======== RECORDS SHOWN ========

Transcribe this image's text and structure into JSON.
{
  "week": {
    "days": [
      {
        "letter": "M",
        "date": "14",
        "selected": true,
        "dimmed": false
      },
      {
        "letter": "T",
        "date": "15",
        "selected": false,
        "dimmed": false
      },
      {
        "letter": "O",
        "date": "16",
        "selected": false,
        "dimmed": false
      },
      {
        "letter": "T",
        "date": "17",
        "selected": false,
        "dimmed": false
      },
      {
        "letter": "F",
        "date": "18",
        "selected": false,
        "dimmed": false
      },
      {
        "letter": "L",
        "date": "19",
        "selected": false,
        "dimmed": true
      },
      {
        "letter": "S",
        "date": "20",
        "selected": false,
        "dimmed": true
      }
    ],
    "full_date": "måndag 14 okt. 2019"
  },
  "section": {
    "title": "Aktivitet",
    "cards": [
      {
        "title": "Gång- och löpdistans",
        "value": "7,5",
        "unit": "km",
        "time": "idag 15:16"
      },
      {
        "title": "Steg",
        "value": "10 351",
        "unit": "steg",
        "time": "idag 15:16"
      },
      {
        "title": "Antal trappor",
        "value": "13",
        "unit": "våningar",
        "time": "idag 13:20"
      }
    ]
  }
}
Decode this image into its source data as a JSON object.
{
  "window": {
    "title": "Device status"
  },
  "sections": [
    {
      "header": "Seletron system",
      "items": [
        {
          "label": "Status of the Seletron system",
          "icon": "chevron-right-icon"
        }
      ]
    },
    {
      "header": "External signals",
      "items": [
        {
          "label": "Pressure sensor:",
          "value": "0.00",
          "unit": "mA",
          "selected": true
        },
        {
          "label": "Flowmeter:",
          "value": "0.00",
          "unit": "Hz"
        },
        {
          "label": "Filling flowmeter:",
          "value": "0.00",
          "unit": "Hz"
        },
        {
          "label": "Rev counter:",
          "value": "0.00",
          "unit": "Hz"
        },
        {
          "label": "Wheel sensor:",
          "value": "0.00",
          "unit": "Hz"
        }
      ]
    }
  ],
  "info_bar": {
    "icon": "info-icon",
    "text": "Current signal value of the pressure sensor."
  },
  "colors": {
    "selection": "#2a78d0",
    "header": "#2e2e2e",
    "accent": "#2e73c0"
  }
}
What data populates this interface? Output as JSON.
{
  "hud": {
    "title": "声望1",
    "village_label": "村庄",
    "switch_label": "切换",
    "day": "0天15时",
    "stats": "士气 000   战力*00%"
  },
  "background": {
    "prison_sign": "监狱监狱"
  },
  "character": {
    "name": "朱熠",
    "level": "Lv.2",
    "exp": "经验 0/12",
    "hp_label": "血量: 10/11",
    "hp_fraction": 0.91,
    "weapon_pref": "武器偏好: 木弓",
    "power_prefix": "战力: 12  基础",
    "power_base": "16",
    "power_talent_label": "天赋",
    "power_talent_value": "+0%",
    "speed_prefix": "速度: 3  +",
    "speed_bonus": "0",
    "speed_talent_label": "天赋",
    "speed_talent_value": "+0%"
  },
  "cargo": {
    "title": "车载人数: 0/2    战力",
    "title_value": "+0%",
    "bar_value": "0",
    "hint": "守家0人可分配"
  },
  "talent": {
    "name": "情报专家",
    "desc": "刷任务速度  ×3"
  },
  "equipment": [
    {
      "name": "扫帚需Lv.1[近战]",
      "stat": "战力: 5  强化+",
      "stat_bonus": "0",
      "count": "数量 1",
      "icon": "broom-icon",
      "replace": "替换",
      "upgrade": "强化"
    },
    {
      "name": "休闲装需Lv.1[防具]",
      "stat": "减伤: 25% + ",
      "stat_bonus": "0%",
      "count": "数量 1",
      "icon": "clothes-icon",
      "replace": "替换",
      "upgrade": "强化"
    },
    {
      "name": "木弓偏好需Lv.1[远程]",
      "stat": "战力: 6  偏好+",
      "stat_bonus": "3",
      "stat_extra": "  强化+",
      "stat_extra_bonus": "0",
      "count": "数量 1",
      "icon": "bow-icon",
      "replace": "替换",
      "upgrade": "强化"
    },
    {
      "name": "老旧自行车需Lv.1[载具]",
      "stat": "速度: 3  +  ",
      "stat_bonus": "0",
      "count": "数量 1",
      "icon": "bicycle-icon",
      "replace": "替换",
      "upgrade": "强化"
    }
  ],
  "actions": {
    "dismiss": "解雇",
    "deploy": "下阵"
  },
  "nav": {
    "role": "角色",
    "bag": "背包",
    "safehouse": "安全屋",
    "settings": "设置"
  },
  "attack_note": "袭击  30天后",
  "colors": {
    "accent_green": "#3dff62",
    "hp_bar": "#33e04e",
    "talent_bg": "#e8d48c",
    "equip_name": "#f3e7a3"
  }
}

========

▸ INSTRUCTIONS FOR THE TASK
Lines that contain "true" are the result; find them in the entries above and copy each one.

▸ ANSWER SECTION
        "selected": true,
        "dimmed": true
        "dimmed": true
          "selected": true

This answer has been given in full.